Visiting an ear nose and throat doctor who treats snoring and sleep apnea would help answer your questions. Most of the noise of snoring occurs back in your throat, not in your nose. The tissue around your tonsils, if still there, soft palate
, uvula, and back of tongue vibrate as you breathe while asleep and make the noise we call snoring. Your nose may contribute to this also. The deviated septum can decrease how much air you take in while you sleep and while awake, and a stuffy nose can wake people up in the night. So the next big question is "do you have trouble breathing out of your nose?" not all deviated septums are significant. Usually the first thing we try for stuffy nose is a steroid nasal spray
, like generic flonase

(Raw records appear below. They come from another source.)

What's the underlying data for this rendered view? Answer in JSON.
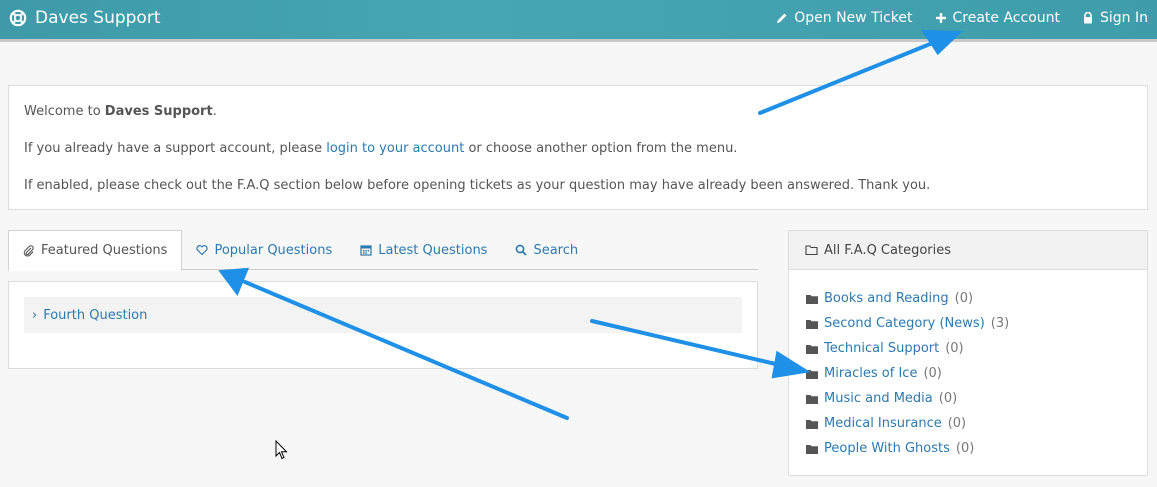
{
  "header": {
    "brand": "Daves Support",
    "nav": [
      {
        "label": "Open New Ticket",
        "icon": "pencil-icon"
      },
      {
        "label": "Create Account",
        "icon": "plus-icon"
      },
      {
        "label": "Sign In",
        "icon": "lock-icon"
      }
    ]
  },
  "welcome": {
    "line1_prefix": "Welcome to ",
    "line1_bold": "Daves Support",
    "line1_suffix": ".",
    "line2_prefix": "If you already have a support account, please ",
    "line2_link": "login to your account",
    "line2_suffix": " or choose another option from the menu.",
    "line3": "If enabled, please check out the F.A.Q section below before opening tickets as your question may have already been answered. Thank you."
  },
  "tabs": [
    {
      "label": "Featured Questions",
      "icon": "paperclip-icon",
      "active": true
    },
    {
      "label": "Popular Questions",
      "icon": "heart-icon",
      "active": false
    },
    {
      "label": "Latest Questions",
      "icon": "calendar-icon",
      "active": false
    },
    {
      "label": "Search",
      "icon": "search-icon",
      "active": false
    }
  ],
  "questions": [
    {
      "label": "Fourth Question"
    }
  ],
  "categories": {
    "title": "All F.A.Q Categories",
    "items": [
      {
        "label": "Books and Reading",
        "count": "(0)"
      },
      {
        "label": "Second Category (News)",
        "count": "(3)"
      },
      {
        "label": "Technical Support",
        "count": "(0)"
      },
      {
        "label": "Miracles of Ice",
        "count": "(0)"
      },
      {
        "label": "Music and Media",
        "count": "(0)"
      },
      {
        "label": "Medical Insurance",
        "count": "(0)"
      },
      {
        "label": "People With Ghosts",
        "count": "(0)"
      }
    ]
  },
  "colors": {
    "header": "#43a2b0",
    "link": "#2a7ab0",
    "annotation_arrow": "#1e90e8"
  }
}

. You need a good evaluation of your nose, looking for polyps, swelling of nasa tissue called turbinates, and signs of chronic sinus infection. Treating your stuffy nose might help snoring, and may help you sleep better. Treating your stuffy nose , either medically or surgically with a septoplasty
and turbinate surgery
, will not fix sleep apnea. It may allow you to wear a CPAP mask more comfortably, which is the most common, and usually best treatment for sleep apnea. It usually takes a sleep study
to determine if you have sleep apnea. If you do not, there are procedures that can be done on the palate or tongue that may help your snoring. There are also dental appliances that can help some snoring and some mild sleep apnea. If you can't tolerate cpap, sometimes surgery of your throat and or tongue is advised. Again, go visit your ENT doctor.